FOOD IN JAPAN

A country defined by fish

by Hillel Wright

Culture and cuisine are closely intertwined in Japan, and especially as regards seafood.

Since bright colors such as red or yellow are considered to be lucky, Japanese New Year dishes include tai (sea bream or red snapper) or buri (yellowtail) to ensure an auspicious start to the year. Hokkaido, Japan’s northernmost prefecture, is famous for king crab and salmon, while Okinawa, in the subtropical south, is known for its colorful irabucha (parrot fish).

Seasonal foods, although differing region by region, include fugu (blowfish) and anko (anglerfish) in winter, iwashi (sardine) and katsuo (skipjack) in the spring, unagi (freshwater eel) and ayu (sweetfish) in summer, and sanma (saury) and saba (mackerel) in the fall.

Tuna, however, is the king of fish for the Japanese, and, according to Masuo Ide, editor of fishery industry newspaper Suisan Times, the country consumes more tuna than any other kind of fish.

Maguro is the red-colored flesh from the muscular upper body and is the leanest and cheapest. The lighter-colored meat from the rear of the belly, chutoro, is fattier and more expensive, while the forebelly’s pinkish flesh that’s marbled with white fat — like Kobe beef — is otoro, the most expensive.

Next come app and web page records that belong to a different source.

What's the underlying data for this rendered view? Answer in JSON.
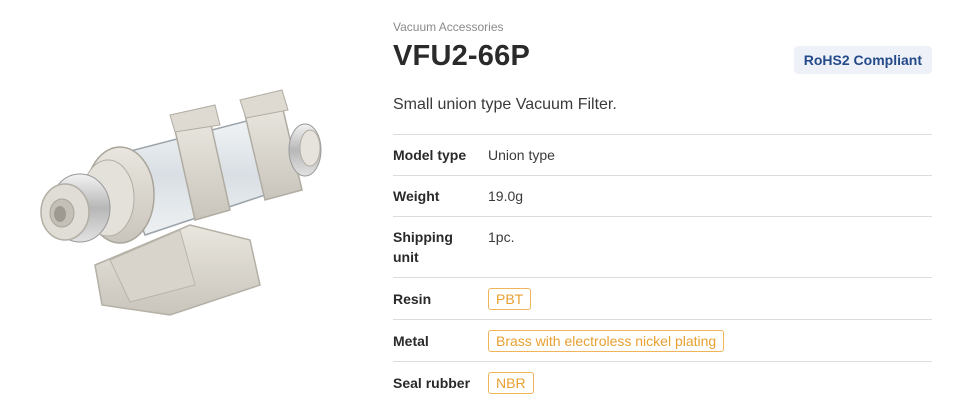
{
  "product": {
    "category": "Vacuum Accessories",
    "title": "VFU2-66P",
    "badge": "RoHS2 Compliant",
    "description": "Small union type Vacuum Filter.",
    "image_alt": "vacuum-filter-product-image"
  },
  "specs": [
    {
      "label": "Model type",
      "value": "Union type",
      "tag": false
    },
    {
      "label": "Weight",
      "value": "19.0g",
      "tag": false
    },
    {
      "label": "Shipping unit",
      "value": "1pc.",
      "tag": false
    },
    {
      "label": "Resin",
      "value": "PBT",
      "tag": true
    },
    {
      "label": "Metal",
      "value": "Brass with electroless nickel plating",
      "tag": true
    },
    {
      "label": "Seal rubber",
      "value": "NBR",
      "tag": true
    }
  ],
  "colors": {
    "badge_bg": "#eef2f8",
    "badge_text": "#254a8a",
    "tag_border": "#f0b45a",
    "tag_text": "#e8a030"
  }
}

Pacific bluefin tuna from Oma will never be found at kaiten zushi bars or ordinary sushi restaurants. Oma tuna has achieved an exclusive brandlike status in Japan and is dealt to gourmet sushi establishments and to other fine dining restaurants, especially those that specialize in tuna cuisine.